Rights of conscience under attack
by Joe Bollig
KANSAS CITY, Kan. — When you hear a “code blue” called in a hospital, you know that immediate action is required to handle a serious situation.
The U.S. bishops are now calling a “code blue” for conscience, and are asking all Catholics — especially those employed in the health care industry — to respond.
A 30-day period for public comment, established by the Department of Health and Human Services, will end on April 9. The opportunity to voice opposition to revoking the executive order is almost over.
Early at the start of his administration, President Barack Obama announced his intention to revoke an executive order that was issued by President George W. Bush just before the end of his term of office.
This “right of conscience” rule gave federal health officials the power to end federal funding for any governmental entity, hospital, clinic, health plan or other health care organization that did not allow health care workers to refuse to participate in activities that violated their conscience.
The rule bolstered enforcement of three long-standing federal laws that prohibited discrimination against health care workers and professionals who did not want to take part in medical procedures like abortions because of religious, ethical or moral beliefs.
Birth-control and abortion-rights activists criticized the “right of conscience” rule, saying it would impede access to all sorts of health care. Many pro-life advocates argued that, without conscience protection, health care workers and medical professionals could be discriminated against or even fired for following their beliefs.
“This strikes at the very heart of our freedom,” said Archbishop Donald W. Wuerl, of the Archdiocese of Washington, D.C.
“There has always been freedom of conscience so that no one is forced to do a procedure they find morally reprehensible.”
Dr. Robert Reddig, a resident in neurology at the University of Wisconsin at Madison, is one of many who are concerned.

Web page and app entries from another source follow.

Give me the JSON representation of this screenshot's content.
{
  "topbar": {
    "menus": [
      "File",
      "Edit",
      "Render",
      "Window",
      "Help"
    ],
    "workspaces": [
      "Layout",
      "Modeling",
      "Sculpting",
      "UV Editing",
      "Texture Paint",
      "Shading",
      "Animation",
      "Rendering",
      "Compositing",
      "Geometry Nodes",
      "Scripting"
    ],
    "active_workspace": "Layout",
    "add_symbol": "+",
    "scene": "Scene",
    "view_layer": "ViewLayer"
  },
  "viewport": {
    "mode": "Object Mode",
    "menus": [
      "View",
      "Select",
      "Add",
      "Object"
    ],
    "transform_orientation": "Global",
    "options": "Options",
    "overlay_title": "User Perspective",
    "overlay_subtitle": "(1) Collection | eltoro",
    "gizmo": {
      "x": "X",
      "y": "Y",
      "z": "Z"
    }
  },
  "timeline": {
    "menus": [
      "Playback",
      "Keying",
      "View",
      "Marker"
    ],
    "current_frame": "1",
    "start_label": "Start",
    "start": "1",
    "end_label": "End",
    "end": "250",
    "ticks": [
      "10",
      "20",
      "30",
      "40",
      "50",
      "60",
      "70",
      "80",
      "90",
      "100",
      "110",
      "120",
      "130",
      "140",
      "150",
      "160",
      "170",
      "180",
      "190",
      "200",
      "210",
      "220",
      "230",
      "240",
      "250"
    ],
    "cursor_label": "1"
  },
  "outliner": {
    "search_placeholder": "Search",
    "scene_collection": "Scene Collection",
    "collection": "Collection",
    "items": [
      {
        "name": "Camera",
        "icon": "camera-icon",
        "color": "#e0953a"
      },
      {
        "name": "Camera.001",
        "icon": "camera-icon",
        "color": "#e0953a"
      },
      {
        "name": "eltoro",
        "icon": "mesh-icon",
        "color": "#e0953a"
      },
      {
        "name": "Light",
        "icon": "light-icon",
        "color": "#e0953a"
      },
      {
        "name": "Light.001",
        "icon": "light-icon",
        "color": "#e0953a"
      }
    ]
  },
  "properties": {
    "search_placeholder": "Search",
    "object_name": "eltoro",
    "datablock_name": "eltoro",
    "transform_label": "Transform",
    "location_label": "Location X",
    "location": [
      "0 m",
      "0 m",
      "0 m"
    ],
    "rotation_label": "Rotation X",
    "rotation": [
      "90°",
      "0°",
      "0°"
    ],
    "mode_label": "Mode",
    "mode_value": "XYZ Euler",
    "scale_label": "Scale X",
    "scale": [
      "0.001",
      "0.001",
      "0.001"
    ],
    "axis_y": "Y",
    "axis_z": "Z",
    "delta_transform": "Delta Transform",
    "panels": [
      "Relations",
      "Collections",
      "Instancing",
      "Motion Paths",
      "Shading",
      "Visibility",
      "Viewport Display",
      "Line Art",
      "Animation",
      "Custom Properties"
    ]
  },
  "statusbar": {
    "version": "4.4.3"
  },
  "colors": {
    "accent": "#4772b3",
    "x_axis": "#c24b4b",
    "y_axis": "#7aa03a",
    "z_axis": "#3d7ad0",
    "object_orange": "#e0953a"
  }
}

“I think it’s a very real issue,” said Reddig, a 1997 Bishop Miege High School graduate and former member of St. Agnes Parish in Roeland Park. “Going through medical school, I was very much concerned that I would have to be part of something I didn’t believe in, especially when I did my obstetrics and gynecology rotation.”
“I was very worried I would at least watch, or be present for, an abortion,” he added. “It’s also often that patients will ask for a prescription for birth control, just assuming that anyone would write [a prescription] for that, and I won’t do it.”
Reddig believes right of conscience protections are needed for all health care workers and professions, even those whose specialties will not take them near the abortion issue. He, for instance, deals with end-of-life issues such as nutrition and hydration.
“Also, there is some concern among health care workers that there is no rule on the books about not having to perform actions,” said Reddig. “There is always the possibility that we could be brought to legal action for refusing to perform procedures that we have no business performing.”
In a statement issued by the U.S. Conference of Catholic Bishops, Bishop William F. Murphy of the Diocese of Rockville Center in New York said that revoking the executive order “raises a real issue, because the statutes are intended to protect human rights — rights of conscience and rights of freedom of religion.”
It is a fallacy to believe these rights come from government.
“There’s a real problem with that kind of thinking,” said Bishop Murphy. “The government did not give us rights and the government is acting wrongly if it attempts to try to regulate rights in the sense of compromising anyone’s rights. All the government can do is foster and guarantee and defend rights. Otherwise, it’s a false government.”
Bishop Murphy said the bishops cannot oppose this measure alone, but need the help of Catholics all across the nation. To assist them, they’ve set up a special Web page at: www.usccb.org/conscience protection.
By clicking on the “Act Now” button, Web users will be directed to a grass-roots action center at the National Committee for a Human Life Amendment Web site. This site is set up so users can contact HHS easily and quickly.
But act now — again, the 30-day period for public comment ends April 9.